Answer: Hi Paul, it sounds like your Betulia Begonia may be suffering from frost damage and/or over watering. They ideally like temperatures of 10-15?C during the winter so if you’re keeping it on a windowsill the temperature may be too low, especially with the recent frosts we’ve had overnight. They also suffer if the soil is too wet and are prone to rotting. Now that it’s cooler, the plant’s growth will slow and it will need less water. Only water as the compost becomes dry and water from the bottom. Hold back on the watering for now and keep it off the windowsill if possible and it may just recover!
Name: Sue Boniface
Question: how do you know when cranberries are ready for picking - they've looked red for months.
Answer: Hi Sue, I suspect your cranberries have been ready to pick for a while - they normally ripen in September and October but will remain quite happily on the plant until December. Feel free to harvest them now or you can leave them a bit longer to accompany your Christmas turkey!
Name: Marian Reader
Question: We bought a(n?) hibiscus plant last year and planted it in a very large pot in ericaceous soil. It grew beautifully - lots of leaves, but not a flower in sight. Did we do anything wrong? Should we prune it now? We're not sure what’s going on with it. Thanks Sue.
Answer: Hi Marian. It may just be that the plant is still young and settling in to its new home - it sounds very healthy. Often when a plant is put in a large pot of new compost it puts all its energy into growing roots and leaves. You don’t need to prune Hibiscus, only to tidy up any wayward shoots as the plants flowers on old and new growth. Next year keep your Hibiscus well watered during dry weather and hopefully it will produce some flowers for you.
Name: Alison Montgomery
Quesion: Which juniper produces edible berries and do you need more than one species for fruit? Thanks

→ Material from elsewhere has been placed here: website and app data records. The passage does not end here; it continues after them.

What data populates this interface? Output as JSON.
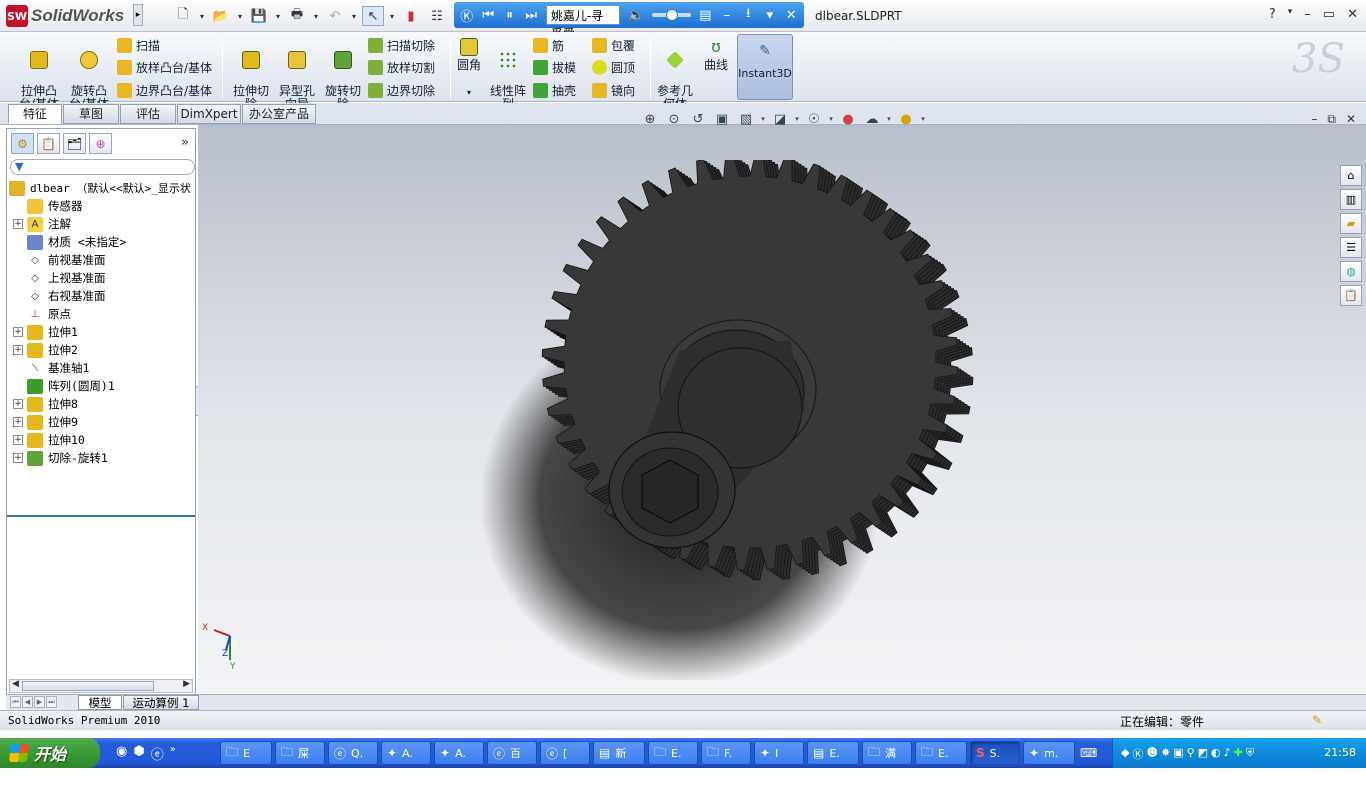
{
  "app": {
    "logo_text": "SolidWorks",
    "document_title": "dlbear.SLDPRT",
    "help_label": "?"
  },
  "player": {
    "song": "姚嘉儿-寻觅爱"
  },
  "command_manager": {
    "extrude_boss": "拉伸凸\n台/基体",
    "revolve_boss": "旋转凸\n台/基体",
    "sweep": "扫描",
    "loft_boss": "放样凸台/基体",
    "boundary_boss": "边界凸台/基体",
    "extrude_cut": "拉伸切\n除",
    "hole_wizard": "异型孔\n向导",
    "revolve_cut": "旋转切\n除",
    "sweep_cut": "扫描切除",
    "loft_cut": "放样切割",
    "boundary_cut": "边界切除",
    "fillet": "圆角",
    "linear_pattern": "线性阵\n列",
    "rib": "筋",
    "draft": "拔模",
    "shell": "抽壳",
    "wrap": "包覆",
    "dome": "圆顶",
    "mirror": "镜向",
    "ref_geometry": "参考几\n何体",
    "curves": "曲线",
    "instant3d": "Instant3D"
  },
  "tabs": [
    "特征",
    "草图",
    "评估",
    "DimXpert",
    "办公室产品"
  ],
  "feature_tree": {
    "root": "dlbear （默认<<默认>_显示状",
    "items": [
      {
        "label": "传感器",
        "expandable": false,
        "icon": "sensor-icon"
      },
      {
        "label": "注解",
        "expandable": true,
        "icon": "annotation-icon"
      },
      {
        "label": "材质 <未指定>",
        "expandable": false,
        "icon": "material-icon"
      },
      {
        "label": "前视基准面",
        "expandable": false,
        "icon": "plane-icon"
      },
      {
        "label": "上视基准面",
        "expandable": false,
        "icon": "plane-icon"
      },
      {
        "label": "右视基准面",
        "expandable": false,
        "icon": "plane-icon"
      },
      {
        "label": "原点",
        "expandable": false,
        "icon": "origin-icon"
      },
      {
        "label": "拉伸1",
        "expandable": true,
        "icon": "extrude-icon"
      },
      {
        "label": "拉伸2",
        "expandable": true,
        "icon": "extrude-icon"
      },
      {
        "label": "基准轴1",
        "expandable": false,
        "icon": "axis-icon"
      },
      {
        "label": "阵列(圆周)1",
        "expandable": false,
        "icon": "pattern-icon"
      },
      {
        "label": "拉伸8",
        "expandable": true,
        "icon": "extrude-icon"
      },
      {
        "label": "拉伸9",
        "expandable": true,
        "icon": "extrude-icon"
      },
      {
        "label": "拉伸10",
        "expandable": true,
        "icon": "extrude-icon"
      },
      {
        "label": "切除-旋转1",
        "expandable": true,
        "icon": "revolve-cut-icon"
      }
    ]
  },
  "model_tabs": [
    "模型",
    "运动算例 1"
  ],
  "status": {
    "left": "SolidWorks Premium 2010",
    "right": "正在编辑：零件"
  },
  "triad": {
    "x": "X",
    "y": "Y",
    "z": "Z"
  },
  "taskbar": {
    "start_label": "开始",
    "tasks": [
      {
        "icon": "folder-icon",
        "label": "E"
      },
      {
        "icon": "folder-icon",
        "label": "屎"
      },
      {
        "icon": "ie-icon",
        "label": "Q."
      },
      {
        "icon": "app-icon",
        "label": "A."
      },
      {
        "icon": "app-icon",
        "label": "A."
      },
      {
        "icon": "ie-icon",
        "label": "百"
      },
      {
        "icon": "ie-icon",
        "label": "["
      },
      {
        "icon": "doc-icon",
        "label": "新"
      },
      {
        "icon": "folder-icon",
        "label": "E."
      },
      {
        "icon": "folder-icon",
        "label": "F."
      },
      {
        "icon": "app-icon",
        "label": "I"
      },
      {
        "icon": "doc-icon",
        "label": "E."
      },
      {
        "icon": "folder-icon",
        "label": "满"
      },
      {
        "icon": "folder-icon",
        "label": "E."
      },
      {
        "icon": "solidworks-icon",
        "label": "S."
      },
      {
        "icon": "app-icon",
        "label": "m."
      }
    ],
    "clock": "21:58"
  }
}
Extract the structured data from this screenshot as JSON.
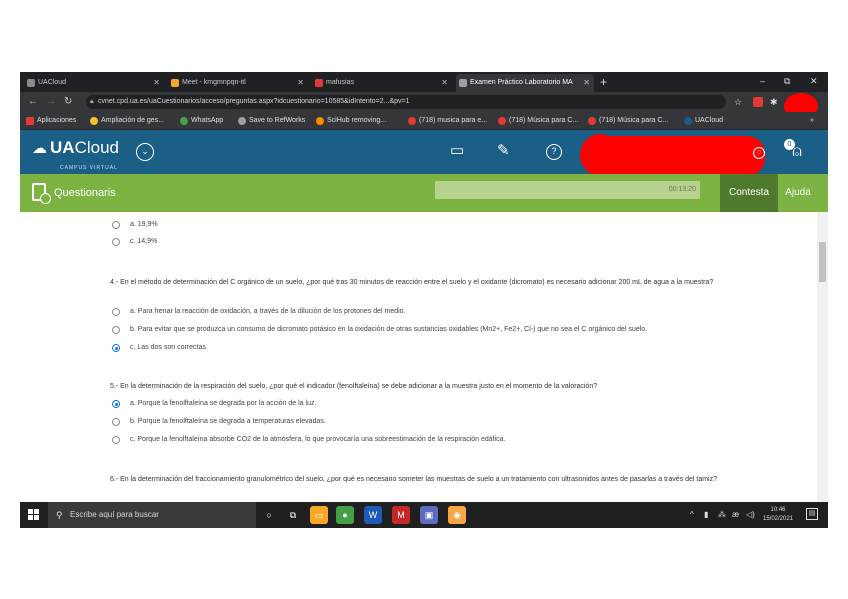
{
  "browser": {
    "tabs": [
      {
        "label": "UACloud",
        "active": false
      },
      {
        "label": "Meet - kmgmnpqn-itl",
        "active": false
      },
      {
        "label": "mafusias",
        "active": false
      },
      {
        "label": "Examen Práctico Laboratorio MA",
        "active": true
      }
    ],
    "new_tab": "+",
    "window_controls": [
      "–",
      "⧉",
      "✕"
    ],
    "url": "cvnet.cpd.ua.es/uaCuestionarios/acceso/preguntas.aspx?idcuestionario=10585&idIntento=2...&pv=1",
    "bookmarks": [
      {
        "label": "Aplicaciones",
        "color": "#e53935"
      },
      {
        "label": "Ampliación de ges...",
        "color": "#fbc02d"
      },
      {
        "label": "WhatsApp",
        "color": "#43a047"
      },
      {
        "label": "Save to RefWorks",
        "color": "#9e9e9e"
      },
      {
        "label": "SciHub removing...",
        "color": "#fb8c00"
      },
      {
        "label": "(718) musica para e...",
        "color": "#e53935"
      },
      {
        "label": "(718) Música para C...",
        "color": "#e53935"
      },
      {
        "label": "(718) Música para C...",
        "color": "#e53935"
      },
      {
        "label": "UACloud",
        "color": "#1b5e86"
      },
      {
        "label": "»",
        "color": "transparent"
      }
    ]
  },
  "header": {
    "logo_a": "UA",
    "logo_b": "Cloud",
    "logo_sub": "CAMPUS VIRTUAL",
    "notification_count": "0"
  },
  "subheader": {
    "title": "Questionaris",
    "search_value": "00:13:20",
    "contesta": "Contesta",
    "ayuda": "Ajuda"
  },
  "content": {
    "prev_options": [
      {
        "text": "a. 19,9%",
        "selected": false
      },
      {
        "text": "c. 14,9%",
        "selected": false
      }
    ],
    "questions": [
      {
        "text": "4.- En el método de determinación del C orgánico de un suelo, ¿por qué tras 30 minutos de reacción entre el suelo y el oxidante (dicromato) es necesario adicionar 200 mL de agua a la muestra?",
        "options": [
          {
            "text": "a. Para frenar la reacción de oxidación, a través de la dilución de los protones del medio.",
            "selected": false
          },
          {
            "text": "b. Para evitar que se produzca un consumo de dicromato potásico en la oxidación de otras sustancias oxidables (Mn2+, Fe2+, Cl-) que no sea el C orgánico del suelo.",
            "selected": false
          },
          {
            "text": "c. Las dos son correctas.",
            "selected": true
          }
        ]
      },
      {
        "text": "5.- En la determinación de la respiración del suelo, ¿por qué el indicador (fenolftaleína) se debe adicionar a la muestra justo en el momento de la valoración?",
        "options": [
          {
            "text": "a. Porque la fenolftaleína se degrada por la acción de la luz.",
            "selected": true
          },
          {
            "text": "b. Porque la fenolftaleína se degrada a temperaturas elevadas.",
            "selected": false
          },
          {
            "text": "c. Porque la fenolftaleína absorbe CO2 de la atmósfera, lo que provocaría una sobreestimación de la respiración edáfica.",
            "selected": false
          }
        ]
      },
      {
        "text": "6.- En la determinación del fraccionamiento granulométrico del suelo, ¿por qué es necesario someter las muestras de suelo a un tratamiento con ultrasonidos antes de pasarlas a través del tamiz?",
        "options": []
      }
    ]
  },
  "taskbar": {
    "search_placeholder": "Escribe aquí para buscar",
    "apps": [
      {
        "icon": "cortana-icon",
        "color": "#1f1f1f",
        "glyph": "○"
      },
      {
        "icon": "task-view-icon",
        "color": "#1f1f1f",
        "glyph": "⧉"
      },
      {
        "icon": "file-explorer-icon",
        "color": "#f9a825",
        "glyph": "▭"
      },
      {
        "icon": "chrome-icon",
        "color": "#43a047",
        "glyph": "●"
      },
      {
        "icon": "word-icon",
        "color": "#1e5bb8",
        "glyph": "W"
      },
      {
        "icon": "app-red-icon",
        "color": "#c62828",
        "glyph": "M"
      },
      {
        "icon": "paint-icon",
        "color": "#5c6bc0",
        "glyph": "▣"
      },
      {
        "icon": "photos-icon",
        "color": "#f4a742",
        "glyph": "◉"
      }
    ],
    "time": "10:46",
    "date": "15/02/2021"
  }
}
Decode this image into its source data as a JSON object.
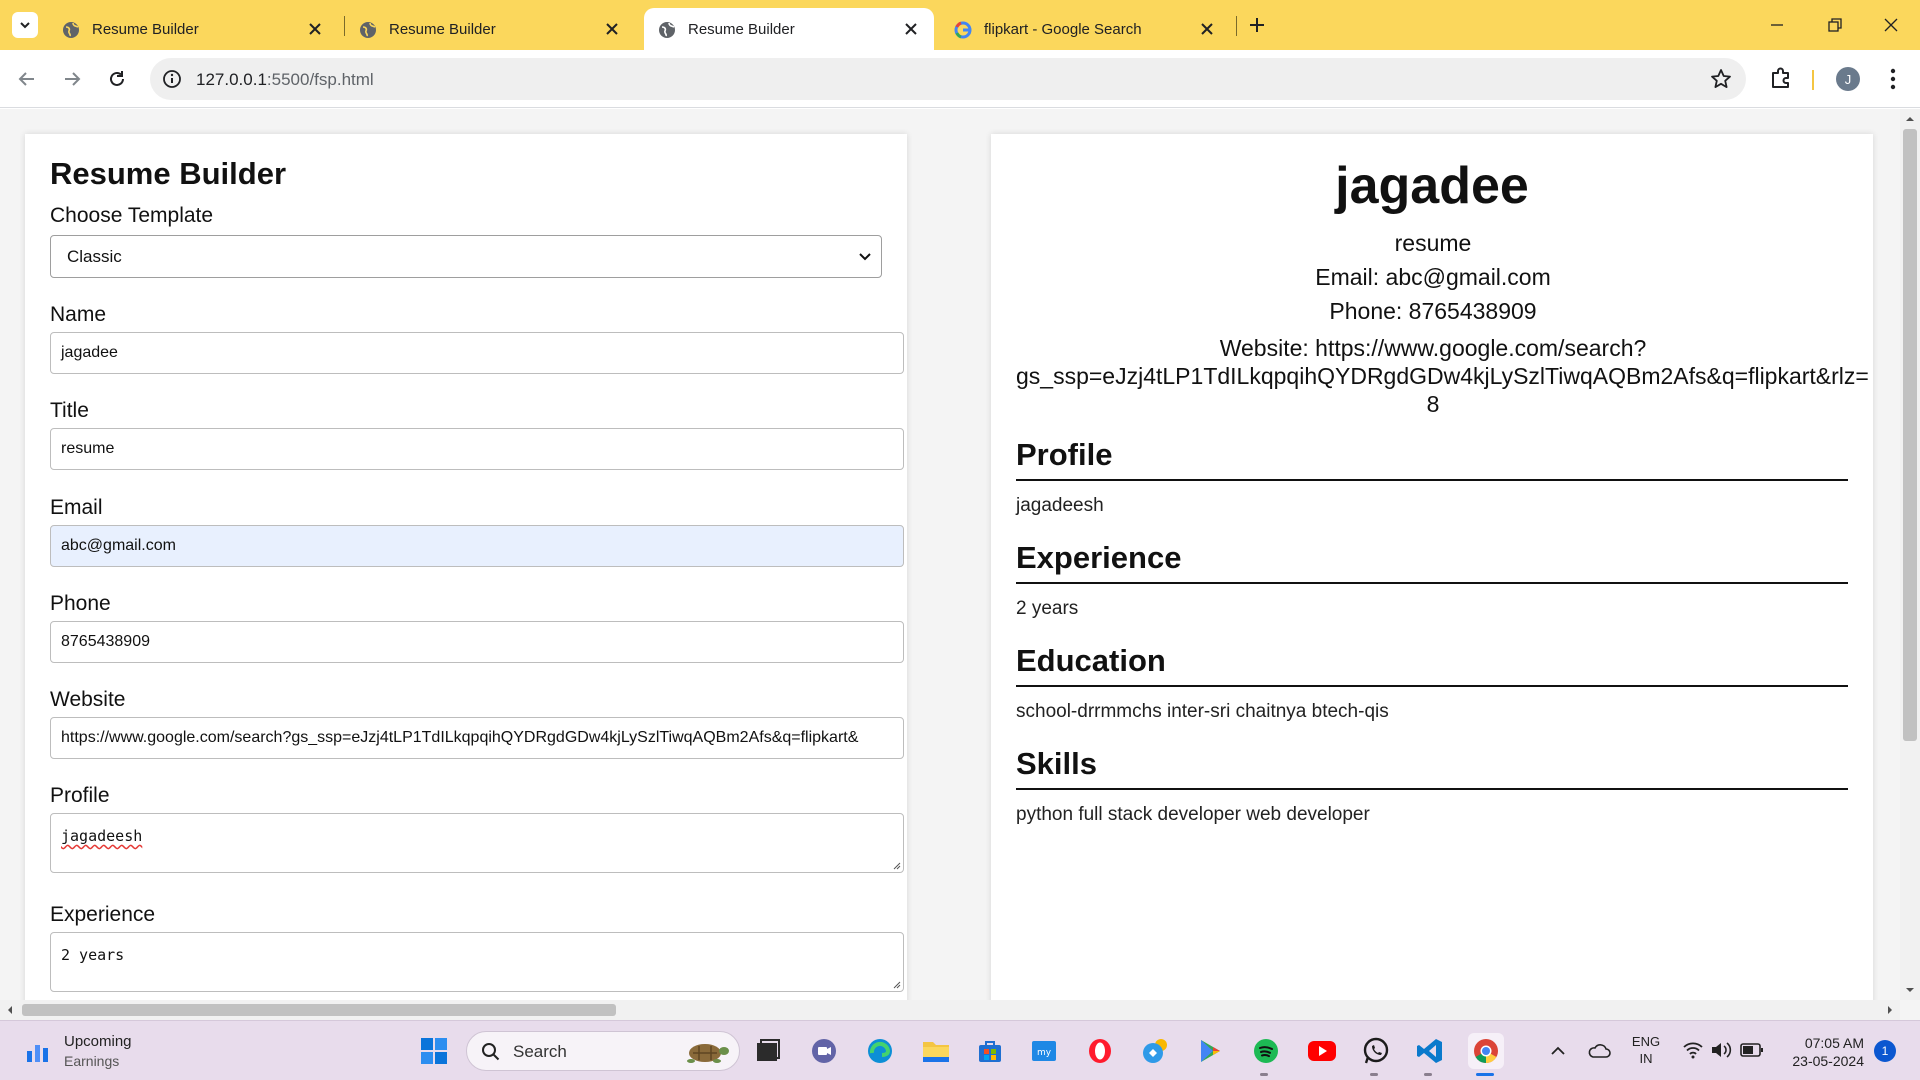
{
  "browser": {
    "tabs": [
      {
        "title": "Resume Builder",
        "favicon": "globe-icon",
        "active": false
      },
      {
        "title": "Resume Builder",
        "favicon": "globe-icon",
        "active": false
      },
      {
        "title": "Resume Builder",
        "favicon": "globe-icon",
        "active": true
      },
      {
        "title": "flipkart - Google Search",
        "favicon": "google-icon",
        "active": false
      }
    ],
    "url_host": "127.0.0.1",
    "url_rest": ":5500/fsp.html",
    "profile_initial": "J"
  },
  "form": {
    "title": "Resume Builder",
    "template_label": "Choose Template",
    "template_value": "Classic",
    "name_label": "Name",
    "name_value": "jagadee",
    "title_label": "Title",
    "title_value": "resume",
    "email_label": "Email",
    "email_value": "abc@gmail.com",
    "phone_label": "Phone",
    "phone_value": "8765438909",
    "website_label": "Website",
    "website_value": "https://www.google.com/search?gs_ssp=eJzj4tLP1TdILkqpqihQYDRgdGDw4kjLySzlTiwqAQBm2Afs&q=flipkart&",
    "profile_label": "Profile",
    "profile_value": "jagadeesh",
    "experience_label": "Experience",
    "experience_value": "2 years"
  },
  "preview": {
    "name": "jagadee",
    "title": "resume",
    "email": "Email: abc@gmail.com",
    "phone": "Phone: 8765438909",
    "website_line1": "Website: https://www.google.com/search?",
    "website_line2": "gs_ssp=eJzj4tLP1TdILkqpqihQYDRgdGDw4kjLySzlTiwqAQBm2Afs&q=flipkart&rlz=",
    "website_line3": "8",
    "profile_heading": "Profile",
    "profile_text": "jagadeesh",
    "experience_heading": "Experience",
    "experience_text": "2 years",
    "education_heading": "Education",
    "education_text": "school-drrmmchs inter-sri chaitnya btech-qis",
    "skills_heading": "Skills",
    "skills_text": "python full stack developer web developer"
  },
  "taskbar": {
    "weather_title": "Upcoming",
    "weather_subtitle": "Earnings",
    "search_placeholder": "Search",
    "lang_line1": "ENG",
    "lang_line2": "IN",
    "time": "07:05 AM",
    "date": "23-05-2024",
    "notification_count": "1"
  },
  "colors": {
    "tabstrip": "#fbd75c",
    "taskbar": "#e8dcec",
    "autofill": "#e8f0fe"
  }
}
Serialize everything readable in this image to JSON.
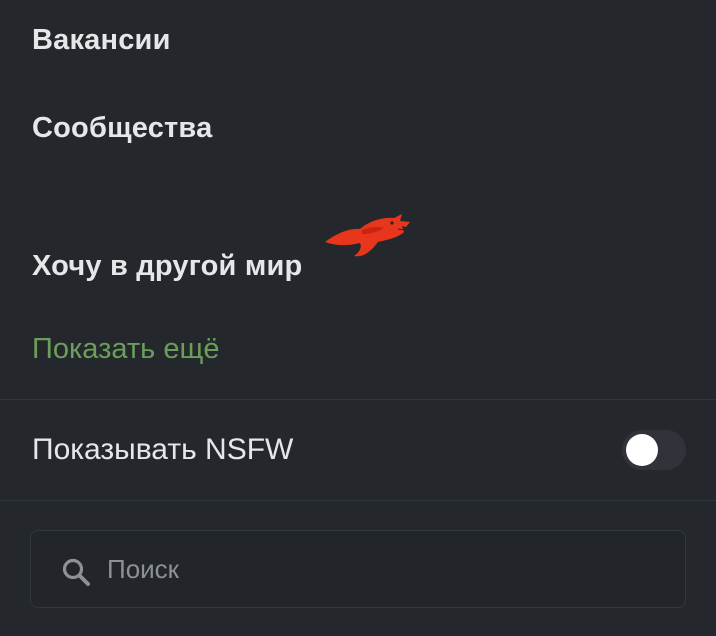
{
  "menu": {
    "items": [
      {
        "label": "Вакансии"
      },
      {
        "label": "Сообщества"
      },
      {
        "label": "Хочу в другой мир",
        "icon": "red-dragon-icon"
      }
    ],
    "show_more_label": "Показать ещё"
  },
  "settings": {
    "nsfw_label": "Показывать NSFW",
    "nsfw_enabled": false
  },
  "search": {
    "placeholder": "Поиск",
    "value": ""
  },
  "colors": {
    "background": "#24282d",
    "text": "#e6e7e8",
    "accent_green": "#6b9e5a",
    "dragon_red": "#e8361c"
  }
}
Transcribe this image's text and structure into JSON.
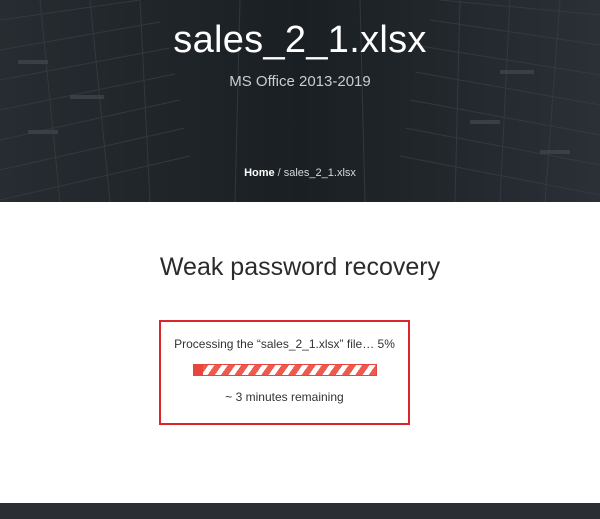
{
  "hero": {
    "title": "sales_2_1.xlsx",
    "subtitle": "MS Office 2013-2019",
    "breadcrumb": {
      "home_label": "Home",
      "separator": "/",
      "current": "sales_2_1.xlsx"
    }
  },
  "main": {
    "heading": "Weak password recovery",
    "progress": {
      "message": "Processing the “sales_2_1.xlsx” file… 5%",
      "percent": 5,
      "remaining": "~ 3 minutes remaining"
    }
  },
  "colors": {
    "hero_background": "#1d2226",
    "accent_red": "#d9262b",
    "progress_red": "#e7463c",
    "footer": "#2b2f33"
  }
}
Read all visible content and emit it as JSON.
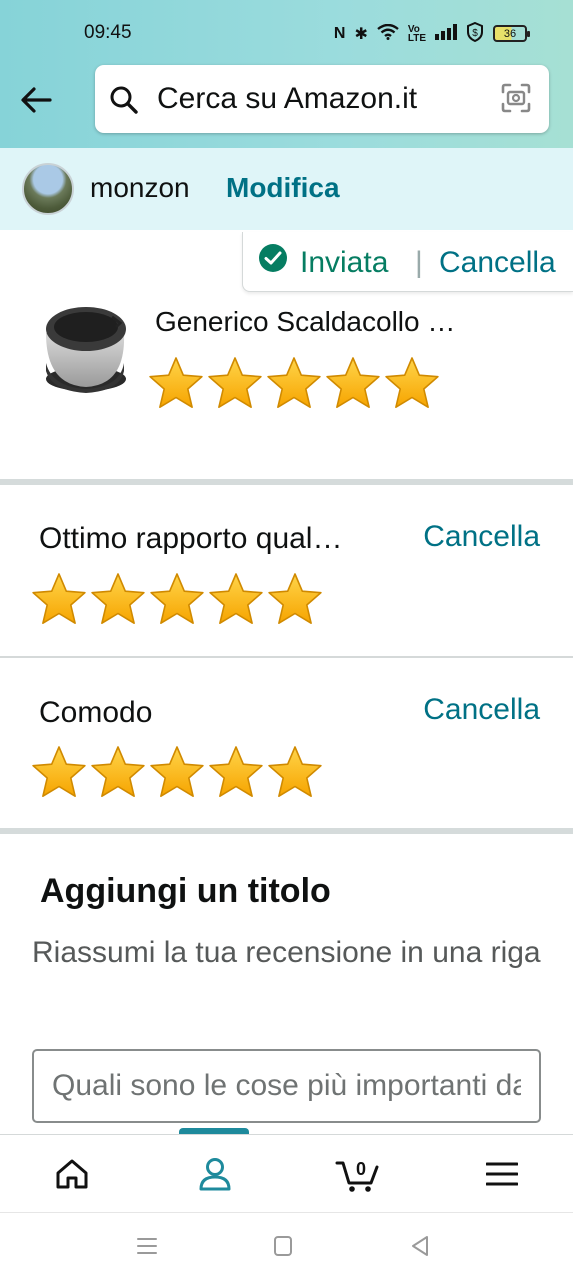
{
  "status_bar": {
    "time": "09:45",
    "battery": "36",
    "icons": [
      "nfc-icon",
      "bluetooth-icon",
      "wifi-icon",
      "volte-icon",
      "signal-icon",
      "shield-icon",
      "battery-icon"
    ]
  },
  "header": {
    "search_placeholder": "Cerca su Amazon.it",
    "accent": "#007185"
  },
  "profile": {
    "name": "monzon",
    "edit_label": "Modifica"
  },
  "review_status": {
    "sent_label": "Inviata",
    "separator": "|",
    "cancel_label": "Cancella",
    "sent_color": "#067d62"
  },
  "product": {
    "title": "Generico Scaldacollo …",
    "rating": 5,
    "max_rating": 5
  },
  "attributes": [
    {
      "label": "Ottimo rapporto qual…",
      "cancel_label": "Cancella",
      "rating": 5,
      "max_rating": 5
    },
    {
      "label": "Comodo",
      "cancel_label": "Cancella",
      "rating": 5,
      "max_rating": 5
    }
  ],
  "add_title": {
    "heading": "Aggiungi un titolo",
    "subtitle": "Riassumi la tua recensione in una riga",
    "input_placeholder": "Quali sono le cose più importanti da sapere?"
  },
  "bottom_nav": {
    "items": [
      "home-icon",
      "account-icon",
      "cart-icon",
      "menu-icon"
    ],
    "cart_count": "0",
    "active": "account-icon"
  },
  "system_nav": [
    "recent-apps-icon",
    "home-button-icon",
    "back-triangle-icon"
  ]
}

Answer: Hi Alison. I can only safely say that the berries of Juniperis communis are safe to eat. Most other species reportedly produce berries that are bitter and inedible. You will need more than one plant for pollination as male and female cones are produced on separate plants (Junipers are dioecious). Berries are produced on the female plant and you’ll need to see the cones (berries) being produced on the plant to tell if it’s female. If anybody else in the neighbourhood has a Juniper tree of any species then you shouldn’t need to plant a male plant as the wind will carry pollen over quite a distance. They do make lovely specimen trees.
Name: Lisa Jagger
Question: Hi i bought 4 patio fruit trees this year, do I need to prune them? thanks
Answer: Hi Lisa. The answer is ‘yes’. You should prune your patio fruit in exactly the same way as you would prune larger fruit trees. You have not mentioned what sort or patio fruit trees you bought but if they are apples and pears then you can spur prune them now. You should wait until late spring to prune apricots or nectarines, and leave cherries until summer to prevent bacterial disease silver leaf from occurring.
Name: Darren StAlbans
Question: I've just moved into a new place and found loads of old builder’s rubble inc broken bricks and tiles plus stones etc.... could I use them for the garden? any ideas?
Answer: Hi Darren. There’s no reason why you can’t use the better bits of the rubble! I find old bricks useful for informal edging around beds and borders - they often have an ‘aged’ look and blend in with the garden quicker than new bricks. Larger chunks might be put to use in a rock garden to improve drainage. The tiles could be useful for standing containers on, or used as stepping stones within large borders. If you have lots of smaller stones, these would be ideal for placing in the bottom of containers as crocks to improve drainage and stability.
If there is a lot of rubble in your soil then it is well worth digging through it thoroughly to ease compaction and to remove the rubble. Once you have done this I would recommend the addition of plenty of well rotted manure or other organic matter to improve its condition before you start planting. If you get the ground work done from the start then you will have much better results.